§ **Description of the task**: Would you copy all lines in the data that contain the word "android"?

·····

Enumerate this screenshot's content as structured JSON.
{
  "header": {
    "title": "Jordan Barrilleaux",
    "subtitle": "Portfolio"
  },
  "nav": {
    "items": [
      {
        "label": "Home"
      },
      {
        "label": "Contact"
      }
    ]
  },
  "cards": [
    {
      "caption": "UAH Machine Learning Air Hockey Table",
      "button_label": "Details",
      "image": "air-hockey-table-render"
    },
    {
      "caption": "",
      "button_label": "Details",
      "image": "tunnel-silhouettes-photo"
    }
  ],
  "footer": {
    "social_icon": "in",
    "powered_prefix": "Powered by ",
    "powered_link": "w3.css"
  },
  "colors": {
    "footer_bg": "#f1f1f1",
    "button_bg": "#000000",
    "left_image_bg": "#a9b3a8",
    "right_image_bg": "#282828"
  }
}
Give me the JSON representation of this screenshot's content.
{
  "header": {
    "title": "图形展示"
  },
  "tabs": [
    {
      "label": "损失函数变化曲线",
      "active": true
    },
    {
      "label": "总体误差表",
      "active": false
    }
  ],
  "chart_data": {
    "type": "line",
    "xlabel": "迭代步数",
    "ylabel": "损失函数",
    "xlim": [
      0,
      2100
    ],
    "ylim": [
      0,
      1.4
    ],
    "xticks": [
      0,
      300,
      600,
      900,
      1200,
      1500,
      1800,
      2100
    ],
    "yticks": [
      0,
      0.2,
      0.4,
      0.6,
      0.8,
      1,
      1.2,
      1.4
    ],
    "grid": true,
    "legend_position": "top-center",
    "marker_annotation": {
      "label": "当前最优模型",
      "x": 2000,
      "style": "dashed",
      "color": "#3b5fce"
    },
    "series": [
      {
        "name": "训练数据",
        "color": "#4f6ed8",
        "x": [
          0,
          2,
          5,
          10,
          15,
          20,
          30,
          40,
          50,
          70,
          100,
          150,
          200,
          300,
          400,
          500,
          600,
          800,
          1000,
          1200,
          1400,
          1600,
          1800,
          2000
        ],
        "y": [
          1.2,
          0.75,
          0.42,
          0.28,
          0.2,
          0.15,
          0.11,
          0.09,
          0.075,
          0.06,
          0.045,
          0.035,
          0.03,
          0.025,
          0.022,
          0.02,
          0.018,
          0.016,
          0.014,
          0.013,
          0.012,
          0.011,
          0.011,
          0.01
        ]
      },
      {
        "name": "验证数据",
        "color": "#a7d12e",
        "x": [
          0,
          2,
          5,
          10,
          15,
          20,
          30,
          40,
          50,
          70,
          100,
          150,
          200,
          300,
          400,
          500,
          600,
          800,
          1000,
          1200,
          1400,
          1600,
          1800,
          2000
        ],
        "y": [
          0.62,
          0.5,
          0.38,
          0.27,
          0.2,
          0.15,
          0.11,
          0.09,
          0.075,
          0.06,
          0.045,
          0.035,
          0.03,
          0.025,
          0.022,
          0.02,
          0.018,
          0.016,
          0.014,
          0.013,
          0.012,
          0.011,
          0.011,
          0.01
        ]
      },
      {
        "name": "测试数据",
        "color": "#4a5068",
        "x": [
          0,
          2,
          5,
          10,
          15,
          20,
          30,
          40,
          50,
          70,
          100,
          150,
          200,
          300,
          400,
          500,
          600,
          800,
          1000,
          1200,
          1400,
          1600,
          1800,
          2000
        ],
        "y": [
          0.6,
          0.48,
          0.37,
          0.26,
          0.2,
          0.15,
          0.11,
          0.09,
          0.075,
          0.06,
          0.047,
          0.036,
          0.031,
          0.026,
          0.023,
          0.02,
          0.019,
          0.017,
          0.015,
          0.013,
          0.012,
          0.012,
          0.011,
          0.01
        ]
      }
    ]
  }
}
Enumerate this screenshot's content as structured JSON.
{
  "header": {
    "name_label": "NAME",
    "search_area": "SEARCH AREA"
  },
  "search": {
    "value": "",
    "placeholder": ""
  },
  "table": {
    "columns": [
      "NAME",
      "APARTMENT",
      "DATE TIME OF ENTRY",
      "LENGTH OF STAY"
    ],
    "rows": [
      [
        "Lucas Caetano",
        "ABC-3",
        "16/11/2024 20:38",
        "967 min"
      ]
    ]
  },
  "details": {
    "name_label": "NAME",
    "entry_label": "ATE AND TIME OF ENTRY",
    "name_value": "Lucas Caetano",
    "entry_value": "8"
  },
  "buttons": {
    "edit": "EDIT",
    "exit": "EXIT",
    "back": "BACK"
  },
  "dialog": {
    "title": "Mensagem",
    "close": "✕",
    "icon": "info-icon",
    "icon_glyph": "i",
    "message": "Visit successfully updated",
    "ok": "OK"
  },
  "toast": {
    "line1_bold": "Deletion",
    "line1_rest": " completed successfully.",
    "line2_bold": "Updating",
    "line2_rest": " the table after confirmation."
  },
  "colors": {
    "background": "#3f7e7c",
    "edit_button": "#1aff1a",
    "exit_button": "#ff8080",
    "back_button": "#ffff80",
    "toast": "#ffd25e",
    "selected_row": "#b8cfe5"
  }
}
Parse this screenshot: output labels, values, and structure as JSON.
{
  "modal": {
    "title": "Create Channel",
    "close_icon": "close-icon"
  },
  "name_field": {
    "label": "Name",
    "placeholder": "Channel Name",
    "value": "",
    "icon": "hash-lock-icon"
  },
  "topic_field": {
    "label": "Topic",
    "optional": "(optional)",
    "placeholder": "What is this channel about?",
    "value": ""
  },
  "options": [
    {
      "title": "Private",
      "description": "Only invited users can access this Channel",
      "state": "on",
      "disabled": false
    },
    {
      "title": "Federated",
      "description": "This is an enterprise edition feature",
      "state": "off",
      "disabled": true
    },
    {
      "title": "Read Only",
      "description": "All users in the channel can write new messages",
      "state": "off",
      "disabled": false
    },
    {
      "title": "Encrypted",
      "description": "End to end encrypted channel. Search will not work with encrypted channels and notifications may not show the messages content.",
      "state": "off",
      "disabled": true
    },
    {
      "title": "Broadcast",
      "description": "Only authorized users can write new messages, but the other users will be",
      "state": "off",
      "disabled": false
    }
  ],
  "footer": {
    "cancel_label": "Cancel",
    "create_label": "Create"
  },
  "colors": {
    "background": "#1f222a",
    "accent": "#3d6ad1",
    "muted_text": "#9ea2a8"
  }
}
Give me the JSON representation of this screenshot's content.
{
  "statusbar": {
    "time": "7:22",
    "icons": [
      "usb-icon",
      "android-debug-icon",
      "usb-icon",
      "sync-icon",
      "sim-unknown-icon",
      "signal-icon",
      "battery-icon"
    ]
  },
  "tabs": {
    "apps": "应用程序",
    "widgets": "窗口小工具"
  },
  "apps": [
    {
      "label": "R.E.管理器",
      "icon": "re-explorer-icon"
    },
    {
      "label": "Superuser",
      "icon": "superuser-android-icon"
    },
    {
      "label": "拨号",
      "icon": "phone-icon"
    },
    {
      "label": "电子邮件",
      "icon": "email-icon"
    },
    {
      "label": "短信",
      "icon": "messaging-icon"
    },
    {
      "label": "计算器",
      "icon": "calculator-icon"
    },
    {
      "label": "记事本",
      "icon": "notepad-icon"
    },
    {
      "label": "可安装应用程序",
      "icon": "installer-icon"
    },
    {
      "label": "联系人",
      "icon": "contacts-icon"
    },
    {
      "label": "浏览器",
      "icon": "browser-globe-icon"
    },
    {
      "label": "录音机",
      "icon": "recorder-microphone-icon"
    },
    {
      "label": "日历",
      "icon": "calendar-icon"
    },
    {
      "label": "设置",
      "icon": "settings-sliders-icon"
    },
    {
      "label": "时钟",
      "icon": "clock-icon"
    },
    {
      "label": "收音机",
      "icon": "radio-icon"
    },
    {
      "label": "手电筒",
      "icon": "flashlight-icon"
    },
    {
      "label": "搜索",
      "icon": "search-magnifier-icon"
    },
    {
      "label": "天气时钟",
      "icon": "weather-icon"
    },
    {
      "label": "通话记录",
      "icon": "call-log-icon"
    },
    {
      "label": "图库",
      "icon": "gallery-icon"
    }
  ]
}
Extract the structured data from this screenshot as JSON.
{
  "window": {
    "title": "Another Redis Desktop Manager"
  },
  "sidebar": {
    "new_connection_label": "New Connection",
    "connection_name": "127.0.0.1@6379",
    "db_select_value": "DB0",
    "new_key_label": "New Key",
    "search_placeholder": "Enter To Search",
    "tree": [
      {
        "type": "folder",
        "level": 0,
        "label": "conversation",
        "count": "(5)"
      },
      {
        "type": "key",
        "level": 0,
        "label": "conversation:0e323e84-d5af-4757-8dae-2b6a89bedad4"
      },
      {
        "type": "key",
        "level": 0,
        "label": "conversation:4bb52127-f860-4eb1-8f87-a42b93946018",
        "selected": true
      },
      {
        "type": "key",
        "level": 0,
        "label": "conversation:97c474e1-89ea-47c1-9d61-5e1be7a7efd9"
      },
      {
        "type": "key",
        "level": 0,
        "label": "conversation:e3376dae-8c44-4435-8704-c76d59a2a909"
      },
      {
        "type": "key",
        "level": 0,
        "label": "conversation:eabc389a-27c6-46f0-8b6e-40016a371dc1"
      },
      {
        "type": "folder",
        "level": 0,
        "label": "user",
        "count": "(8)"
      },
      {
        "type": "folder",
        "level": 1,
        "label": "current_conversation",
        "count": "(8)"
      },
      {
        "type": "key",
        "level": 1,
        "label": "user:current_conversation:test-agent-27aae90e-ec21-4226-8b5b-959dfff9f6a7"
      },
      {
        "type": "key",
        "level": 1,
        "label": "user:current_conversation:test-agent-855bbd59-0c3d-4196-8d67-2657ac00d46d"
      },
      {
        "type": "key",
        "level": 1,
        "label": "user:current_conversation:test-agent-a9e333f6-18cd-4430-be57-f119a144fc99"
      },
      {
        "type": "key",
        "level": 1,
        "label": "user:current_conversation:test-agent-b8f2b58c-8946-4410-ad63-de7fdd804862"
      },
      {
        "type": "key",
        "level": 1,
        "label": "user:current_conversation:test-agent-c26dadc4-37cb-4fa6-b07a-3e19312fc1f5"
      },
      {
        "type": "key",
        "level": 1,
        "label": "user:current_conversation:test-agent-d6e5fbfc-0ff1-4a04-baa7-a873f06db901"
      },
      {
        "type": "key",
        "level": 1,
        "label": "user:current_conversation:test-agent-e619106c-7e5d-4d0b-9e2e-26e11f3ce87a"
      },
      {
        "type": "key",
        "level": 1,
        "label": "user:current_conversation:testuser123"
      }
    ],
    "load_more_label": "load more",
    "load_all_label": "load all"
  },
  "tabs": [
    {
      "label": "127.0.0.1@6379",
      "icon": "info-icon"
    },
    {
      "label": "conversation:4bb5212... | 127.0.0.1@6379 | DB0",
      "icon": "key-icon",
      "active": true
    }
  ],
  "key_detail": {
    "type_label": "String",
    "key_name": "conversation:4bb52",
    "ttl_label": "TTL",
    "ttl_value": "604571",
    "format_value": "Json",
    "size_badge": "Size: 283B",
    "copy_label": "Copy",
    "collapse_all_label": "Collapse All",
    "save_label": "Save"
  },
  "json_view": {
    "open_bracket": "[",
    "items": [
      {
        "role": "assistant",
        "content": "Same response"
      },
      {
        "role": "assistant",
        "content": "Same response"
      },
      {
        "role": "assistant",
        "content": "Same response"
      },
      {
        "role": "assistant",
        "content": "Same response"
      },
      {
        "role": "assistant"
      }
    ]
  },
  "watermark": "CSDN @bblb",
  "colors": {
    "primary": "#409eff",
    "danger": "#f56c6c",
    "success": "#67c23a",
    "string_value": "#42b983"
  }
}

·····

§ **Your response**:
      "android-debug-icon",
      "icon": "superuser-android-icon"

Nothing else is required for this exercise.